According to the National Association of Broadcasters, House Energy & Commerce Committee chairman Fred Upton (R-Mich.) is one of the latest sign-ups to the Local Radio Freedom Act.
That is a resolution opposing a new performance "fee, tax, royalty or other charge" on broadcast radio musical performances.
NAB says there are now 162 sponsors of the resolution, meant to counter legislation proposing such a royalty payment/fee/tax and backed by record labels and artists.
NAB pointed earlier this week to the shout-outs for radio play some artists gave at the Academy of Country Music Awards ceremony April 19.
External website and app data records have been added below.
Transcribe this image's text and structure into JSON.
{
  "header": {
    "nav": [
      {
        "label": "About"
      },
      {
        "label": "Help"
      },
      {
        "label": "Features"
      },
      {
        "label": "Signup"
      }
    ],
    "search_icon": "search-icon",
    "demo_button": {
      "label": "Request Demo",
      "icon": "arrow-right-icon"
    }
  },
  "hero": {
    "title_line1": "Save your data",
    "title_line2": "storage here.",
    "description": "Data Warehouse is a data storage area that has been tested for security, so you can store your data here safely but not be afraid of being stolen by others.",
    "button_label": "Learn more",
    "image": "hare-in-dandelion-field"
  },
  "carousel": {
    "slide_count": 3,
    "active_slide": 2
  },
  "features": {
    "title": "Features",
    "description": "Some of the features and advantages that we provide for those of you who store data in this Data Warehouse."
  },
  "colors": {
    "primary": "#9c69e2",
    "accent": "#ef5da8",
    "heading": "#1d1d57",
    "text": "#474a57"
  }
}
Last week, Reps. Jerrold Nadler (D-N.Y.), Marsha Blackburn (R-Tenn.), John Conyers, Jr. (D-Mich.) and Ted Deutch (D-Fla.) introduced a bill that would create a public performance right (what broadcasters call the tax or fee).
Currently, broadcasters pay a blanket license to music rights groups, but argue that airplay is a fair exchange, and valuable compensation, for individual performances.
The Fair Play Fair Pay Act of 2015 would also allow musicians and record labels to collect royalties on individual airplay on radio.
It also creates, or attempts to according to its sponsors, cross-platform parity for payments through a "willing seller, willing buyer" standard judges could use to arbitrate rates.
The bill also requires royalty payments for some pre-1972 recordings not currently recognized as getting compensation.
The National Association of Broadcasters is strongly opposed to the bill, and similar performance royalty legislation it has successfully fended off in the past.